===== THE DATA =====

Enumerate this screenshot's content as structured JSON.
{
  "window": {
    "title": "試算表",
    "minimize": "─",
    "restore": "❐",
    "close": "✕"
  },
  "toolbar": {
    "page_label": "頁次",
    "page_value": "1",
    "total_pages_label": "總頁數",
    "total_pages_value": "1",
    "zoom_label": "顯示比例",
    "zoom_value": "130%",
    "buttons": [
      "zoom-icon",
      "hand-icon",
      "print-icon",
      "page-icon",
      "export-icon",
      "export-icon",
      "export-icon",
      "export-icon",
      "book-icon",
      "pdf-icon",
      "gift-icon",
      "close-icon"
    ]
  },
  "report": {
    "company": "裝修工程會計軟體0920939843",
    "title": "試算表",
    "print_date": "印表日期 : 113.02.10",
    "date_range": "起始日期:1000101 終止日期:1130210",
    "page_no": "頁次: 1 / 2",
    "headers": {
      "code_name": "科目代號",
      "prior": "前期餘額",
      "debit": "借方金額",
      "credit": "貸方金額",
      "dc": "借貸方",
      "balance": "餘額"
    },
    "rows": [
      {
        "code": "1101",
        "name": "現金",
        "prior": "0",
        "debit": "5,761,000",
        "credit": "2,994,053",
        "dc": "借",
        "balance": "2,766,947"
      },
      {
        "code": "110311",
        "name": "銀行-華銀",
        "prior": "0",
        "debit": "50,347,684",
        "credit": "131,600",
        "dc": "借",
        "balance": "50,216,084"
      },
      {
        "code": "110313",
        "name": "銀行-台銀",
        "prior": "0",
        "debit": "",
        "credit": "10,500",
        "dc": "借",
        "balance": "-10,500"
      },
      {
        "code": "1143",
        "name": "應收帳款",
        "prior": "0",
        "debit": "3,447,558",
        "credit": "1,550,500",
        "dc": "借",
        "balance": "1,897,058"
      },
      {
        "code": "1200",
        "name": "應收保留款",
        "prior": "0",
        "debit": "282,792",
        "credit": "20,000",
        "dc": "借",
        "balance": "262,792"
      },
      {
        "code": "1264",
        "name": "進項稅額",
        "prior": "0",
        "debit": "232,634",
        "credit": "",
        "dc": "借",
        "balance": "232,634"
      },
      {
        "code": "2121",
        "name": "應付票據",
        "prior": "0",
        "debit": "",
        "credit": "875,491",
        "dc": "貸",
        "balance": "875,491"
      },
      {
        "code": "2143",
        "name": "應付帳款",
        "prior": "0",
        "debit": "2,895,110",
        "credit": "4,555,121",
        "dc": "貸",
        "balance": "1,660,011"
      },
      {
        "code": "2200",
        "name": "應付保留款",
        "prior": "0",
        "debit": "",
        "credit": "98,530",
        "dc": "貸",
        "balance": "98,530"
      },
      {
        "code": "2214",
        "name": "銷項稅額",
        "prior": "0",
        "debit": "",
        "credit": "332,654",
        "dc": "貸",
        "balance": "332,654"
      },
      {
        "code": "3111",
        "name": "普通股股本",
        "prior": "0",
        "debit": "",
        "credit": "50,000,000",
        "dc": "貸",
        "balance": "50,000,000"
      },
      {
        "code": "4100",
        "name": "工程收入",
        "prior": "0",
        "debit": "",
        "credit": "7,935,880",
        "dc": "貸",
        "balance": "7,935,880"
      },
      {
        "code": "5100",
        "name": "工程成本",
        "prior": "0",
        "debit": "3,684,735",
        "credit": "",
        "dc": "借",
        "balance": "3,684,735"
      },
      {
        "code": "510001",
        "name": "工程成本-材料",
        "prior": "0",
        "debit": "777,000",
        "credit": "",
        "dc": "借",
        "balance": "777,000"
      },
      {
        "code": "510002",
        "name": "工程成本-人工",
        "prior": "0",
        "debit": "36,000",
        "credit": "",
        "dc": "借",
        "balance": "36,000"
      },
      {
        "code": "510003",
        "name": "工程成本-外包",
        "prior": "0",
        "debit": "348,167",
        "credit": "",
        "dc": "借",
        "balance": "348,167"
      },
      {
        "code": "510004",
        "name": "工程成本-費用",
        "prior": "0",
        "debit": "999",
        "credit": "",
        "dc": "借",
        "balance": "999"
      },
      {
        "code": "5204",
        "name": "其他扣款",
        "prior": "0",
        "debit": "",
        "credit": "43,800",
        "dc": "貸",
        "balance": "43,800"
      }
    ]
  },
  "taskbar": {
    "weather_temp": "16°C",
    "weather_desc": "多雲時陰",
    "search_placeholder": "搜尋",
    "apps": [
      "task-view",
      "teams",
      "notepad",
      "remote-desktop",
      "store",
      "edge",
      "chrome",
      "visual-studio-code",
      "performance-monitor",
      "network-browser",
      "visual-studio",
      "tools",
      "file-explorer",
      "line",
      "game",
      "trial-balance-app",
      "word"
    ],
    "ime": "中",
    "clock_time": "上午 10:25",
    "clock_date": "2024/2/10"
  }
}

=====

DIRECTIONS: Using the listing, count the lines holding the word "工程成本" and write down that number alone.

PROBLEM SOLUTION: 5